- [Task to complete] Your task is to copy every line of this material exactly.

═══ Data in this exercise ═══

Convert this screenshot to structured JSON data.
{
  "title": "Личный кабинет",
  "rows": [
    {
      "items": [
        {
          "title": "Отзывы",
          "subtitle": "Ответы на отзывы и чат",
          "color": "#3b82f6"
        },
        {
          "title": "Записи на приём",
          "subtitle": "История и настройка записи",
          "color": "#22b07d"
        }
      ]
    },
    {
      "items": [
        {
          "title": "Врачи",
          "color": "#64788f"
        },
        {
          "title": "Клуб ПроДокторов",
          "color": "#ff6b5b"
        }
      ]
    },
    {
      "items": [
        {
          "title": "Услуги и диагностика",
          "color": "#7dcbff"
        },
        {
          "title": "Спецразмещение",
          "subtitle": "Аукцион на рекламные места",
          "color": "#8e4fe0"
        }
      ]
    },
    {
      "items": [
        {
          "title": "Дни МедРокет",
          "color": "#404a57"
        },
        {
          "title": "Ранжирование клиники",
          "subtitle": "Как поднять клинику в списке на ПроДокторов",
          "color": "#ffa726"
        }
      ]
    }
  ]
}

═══

- [Solution to the exercise]
Convert this screenshot to structured JSON data.
{
  "title": "Личный кабинет",
  "rows": [
    {
      "items": [
        {
          "title": "Отзывы",
          "subtitle": "Ответы на отзывы и чат",
          "color": "#3b82f6"
        },
        {
          "title": "Записи на приём",
          "subtitle": "История и настройка записи",
          "color": "#22b07d"
        }
      ]
    },
    {
      "items": [
        {
          "title": "Врачи",
          "color": "#64788f"
        },
        {
          "title": "Клуб ПроДокторов",
          "color": "#ff6b5b"
        }
      ]
    },
    {
      "items": [
        {
          "title": "Услуги и диагностика",
          "color": "#7dcbff"
        },
        {
          "title": "Спецразмещение",
          "subtitle": "Аукцион на рекламные места",
          "color": "#8e4fe0"
        }
      ]
    },
    {
      "items": [
        {
          "title": "Дни МедРокет",
          "color": "#404a57"
        },
        {
          "title": "Ранжирование клиники",
          "subtitle": "Как поднять клинику в списке на ПроДокторов",
          "color": "#ffa726"
        }
      ]
    }
  ]
}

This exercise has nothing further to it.